Is Pilates a good option for people who need a low-impact workout?
Of the many exercise modalities out there, Pilates is probably going to be one of the best options because it’s low-impact and you don’t have the grind of some of the higher-impact exercises. With Pilates, you’re able to build strength and not have that strong risk of joint compression. People are getting hurt left and right in boot camps with some of those high-intensity exercises, and because of large class settings, there’s a much greater risk of injury from overuse and improper alignment.

Why has Pilates become so popular?
So many people sit hunched over their desks all day long. Their necks hurt, their shoulders hurt and their backs hurt. Pilates has such an incredible focus on posture – it helps with strengthening the muscles along the back to lift up the spine and pull the shoulders back. People are concerned with the way that their bodies move, and that’s the focus of Pilates – keeping the body moving in an optimal way.

What other exercise is a good supplement to Pilates?
You should do any type of cardio movement, at least twice a week. And when I say cardio, I don’t mean you have to go run 18 miles, I mean anything that gets your heart rate up and allows you to build some breath – hiking, walking, jogging or spinning. Pilates is a strength-building form of movement. The Pilates apparatus is designed to effectively build full-body strength with single exercises, so your simple bicep curl is also a core exercise.
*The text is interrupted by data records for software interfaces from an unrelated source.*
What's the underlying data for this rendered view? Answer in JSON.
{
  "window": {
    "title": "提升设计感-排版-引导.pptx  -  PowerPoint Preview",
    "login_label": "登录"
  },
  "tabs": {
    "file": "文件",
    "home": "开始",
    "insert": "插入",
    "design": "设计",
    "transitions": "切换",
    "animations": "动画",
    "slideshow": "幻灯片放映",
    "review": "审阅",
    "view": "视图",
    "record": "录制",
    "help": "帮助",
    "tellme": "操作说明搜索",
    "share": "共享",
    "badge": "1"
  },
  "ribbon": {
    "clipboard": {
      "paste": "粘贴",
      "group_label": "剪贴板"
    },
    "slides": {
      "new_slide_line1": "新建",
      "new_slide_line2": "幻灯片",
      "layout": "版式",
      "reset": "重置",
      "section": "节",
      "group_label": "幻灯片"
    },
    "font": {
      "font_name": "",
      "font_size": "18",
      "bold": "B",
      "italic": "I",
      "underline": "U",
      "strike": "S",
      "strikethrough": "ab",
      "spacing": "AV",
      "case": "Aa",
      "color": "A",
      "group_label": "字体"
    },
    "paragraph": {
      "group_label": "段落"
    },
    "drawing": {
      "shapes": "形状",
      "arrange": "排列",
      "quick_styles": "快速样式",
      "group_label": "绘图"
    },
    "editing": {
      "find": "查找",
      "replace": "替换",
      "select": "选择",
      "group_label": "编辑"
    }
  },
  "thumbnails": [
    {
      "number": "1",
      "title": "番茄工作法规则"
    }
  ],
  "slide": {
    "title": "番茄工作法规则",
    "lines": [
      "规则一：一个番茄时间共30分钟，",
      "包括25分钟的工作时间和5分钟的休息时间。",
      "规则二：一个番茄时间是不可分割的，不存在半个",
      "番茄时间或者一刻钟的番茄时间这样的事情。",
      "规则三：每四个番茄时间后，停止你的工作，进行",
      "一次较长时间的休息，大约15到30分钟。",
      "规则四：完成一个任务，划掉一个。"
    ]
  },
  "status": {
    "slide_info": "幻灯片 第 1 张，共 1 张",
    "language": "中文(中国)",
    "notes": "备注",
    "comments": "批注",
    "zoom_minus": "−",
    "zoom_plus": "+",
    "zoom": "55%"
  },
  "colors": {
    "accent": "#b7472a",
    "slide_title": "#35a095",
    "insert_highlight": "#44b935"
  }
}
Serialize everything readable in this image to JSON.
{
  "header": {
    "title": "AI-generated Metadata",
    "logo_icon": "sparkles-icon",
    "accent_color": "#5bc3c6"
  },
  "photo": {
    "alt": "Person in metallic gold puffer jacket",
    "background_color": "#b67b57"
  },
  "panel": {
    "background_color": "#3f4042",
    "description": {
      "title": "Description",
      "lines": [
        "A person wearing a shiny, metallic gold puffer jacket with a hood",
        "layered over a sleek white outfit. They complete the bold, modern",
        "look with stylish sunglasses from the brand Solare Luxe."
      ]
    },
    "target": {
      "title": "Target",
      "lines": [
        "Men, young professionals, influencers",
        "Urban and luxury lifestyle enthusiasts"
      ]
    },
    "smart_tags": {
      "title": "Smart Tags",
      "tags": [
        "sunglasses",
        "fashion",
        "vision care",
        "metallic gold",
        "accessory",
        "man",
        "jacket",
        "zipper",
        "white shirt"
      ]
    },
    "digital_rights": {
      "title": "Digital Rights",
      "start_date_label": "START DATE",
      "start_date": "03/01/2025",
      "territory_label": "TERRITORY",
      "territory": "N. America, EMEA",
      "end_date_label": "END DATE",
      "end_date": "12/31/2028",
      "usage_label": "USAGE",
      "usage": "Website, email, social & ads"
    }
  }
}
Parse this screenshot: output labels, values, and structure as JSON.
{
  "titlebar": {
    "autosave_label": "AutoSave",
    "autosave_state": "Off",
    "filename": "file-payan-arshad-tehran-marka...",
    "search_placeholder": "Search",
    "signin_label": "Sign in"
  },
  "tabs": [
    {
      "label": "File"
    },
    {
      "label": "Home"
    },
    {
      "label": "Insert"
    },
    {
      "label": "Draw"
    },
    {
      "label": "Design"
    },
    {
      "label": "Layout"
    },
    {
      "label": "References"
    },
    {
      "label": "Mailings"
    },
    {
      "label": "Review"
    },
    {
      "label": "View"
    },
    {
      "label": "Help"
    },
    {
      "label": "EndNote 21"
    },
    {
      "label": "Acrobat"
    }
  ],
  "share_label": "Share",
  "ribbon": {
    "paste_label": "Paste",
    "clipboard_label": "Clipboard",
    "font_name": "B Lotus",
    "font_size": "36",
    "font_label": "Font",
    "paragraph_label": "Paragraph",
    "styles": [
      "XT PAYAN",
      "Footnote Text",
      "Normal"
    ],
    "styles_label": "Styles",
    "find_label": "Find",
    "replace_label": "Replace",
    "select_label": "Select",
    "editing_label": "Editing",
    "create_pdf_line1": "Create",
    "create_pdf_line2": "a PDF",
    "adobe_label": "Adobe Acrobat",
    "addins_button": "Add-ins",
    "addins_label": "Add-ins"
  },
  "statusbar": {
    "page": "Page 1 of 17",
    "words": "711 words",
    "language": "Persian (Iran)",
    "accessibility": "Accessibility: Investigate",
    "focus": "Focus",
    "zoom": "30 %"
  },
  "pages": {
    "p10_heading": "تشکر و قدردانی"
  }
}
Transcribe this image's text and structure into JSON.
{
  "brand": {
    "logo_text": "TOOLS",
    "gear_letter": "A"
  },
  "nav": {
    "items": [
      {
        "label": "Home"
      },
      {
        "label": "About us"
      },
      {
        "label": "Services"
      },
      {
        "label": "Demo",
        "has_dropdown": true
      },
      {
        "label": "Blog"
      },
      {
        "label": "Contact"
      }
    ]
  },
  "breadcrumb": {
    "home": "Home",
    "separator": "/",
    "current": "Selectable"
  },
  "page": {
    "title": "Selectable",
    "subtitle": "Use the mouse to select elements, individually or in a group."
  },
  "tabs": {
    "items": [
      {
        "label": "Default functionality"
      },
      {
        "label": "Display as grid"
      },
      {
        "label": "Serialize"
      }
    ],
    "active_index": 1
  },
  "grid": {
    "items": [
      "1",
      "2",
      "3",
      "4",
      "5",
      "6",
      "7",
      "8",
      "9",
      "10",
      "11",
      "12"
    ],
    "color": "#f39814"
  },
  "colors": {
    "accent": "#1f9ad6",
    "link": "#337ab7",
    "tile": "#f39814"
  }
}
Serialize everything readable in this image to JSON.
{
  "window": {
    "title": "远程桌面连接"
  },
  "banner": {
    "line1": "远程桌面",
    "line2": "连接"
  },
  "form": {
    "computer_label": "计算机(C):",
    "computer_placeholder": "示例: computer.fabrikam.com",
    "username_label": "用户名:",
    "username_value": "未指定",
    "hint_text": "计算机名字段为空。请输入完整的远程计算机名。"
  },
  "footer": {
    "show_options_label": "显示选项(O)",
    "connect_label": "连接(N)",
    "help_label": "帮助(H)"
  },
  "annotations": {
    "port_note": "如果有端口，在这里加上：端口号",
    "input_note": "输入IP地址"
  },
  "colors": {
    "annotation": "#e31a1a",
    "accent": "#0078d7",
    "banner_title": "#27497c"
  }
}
Reach Drury at This email address is being protected from spambots. You need JavaScript enabled to view it.
Arcadia Pilates and Performance
3627 E. Indian School Rd., Phoenix
602-799-5663, arcadiapilates.com